Abstract: Laser-produced solid density plasmas are well-known as table-top sources of electromagnetic radiation. Recent studies have shown that energetic broadband terahertz pulses (T rays) can also be generated from laser-driven compact ion accelerators. Here we report the measurement of record-breaking T-Ray pulses with energies no less than 0.7 mJ. The terahertz spectrum has been characterized for frequencies ranging from 0.1–133 THz. The dependence of T-Ray yield on incident laser energy is linear and shows no tendencies of saturation. The noncollinear emission pattern and the high yield reveal that the T rays are generated by the transient field at the rear surface of the solid target.
Abstract: We report the observation of subpicosecond terahertz (T-ray) pulses with energies ≥ 460 μJ from a laser-driven ion accelerator, thus rendering the peak power of the source higher even than that of state-of-the-art synchrotrons. Experiments were performed with intense laser pulses (up to 5 × 10^19 W/cm^2) to irradiate thin metal foil targets. Ion spectra measured simultaneously showed a square law dependence of the T-ray yield on particle number. Two-dimensional particle-in-cell simulations show the presence of transient currents at the target rear surface which could be responsible for the strong T-ray emission.
Abstract: We report the first experimental observation of terahertz (THz) radiation from the rear surface of a solid target while interacting with an intense laser pulse. Experimental and two-dimensional particle-in-cell simulations show that the observed THz radiation is mostly emitted at large angles to the target normal. Numerical results point out that a large part of the emission originates from a micron-scale plasma sheath at the rear surface of the target, which is also responsible for the ion acceleration.

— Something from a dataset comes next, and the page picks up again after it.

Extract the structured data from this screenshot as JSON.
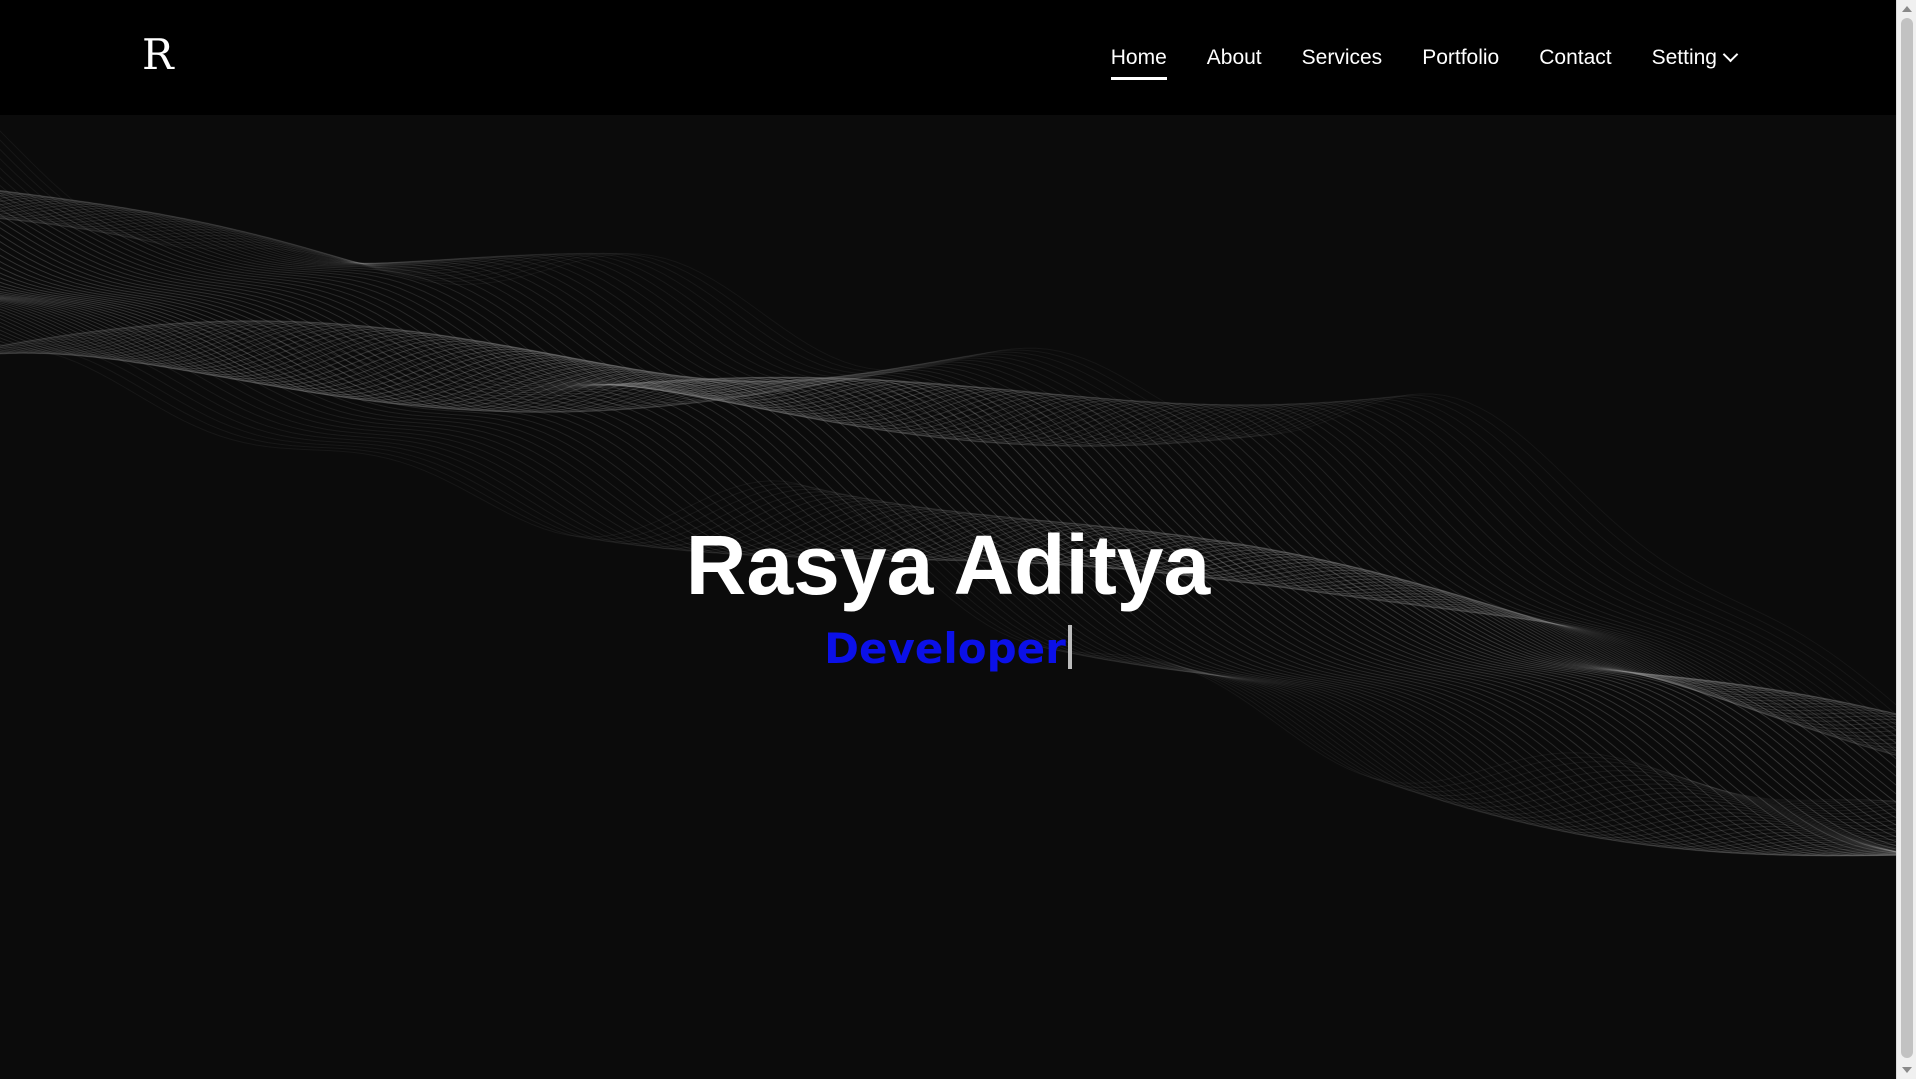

This opens a perspective for the application of THz radiation detection for on-site diagnostics of particle acceleration in laser-produced plasmas.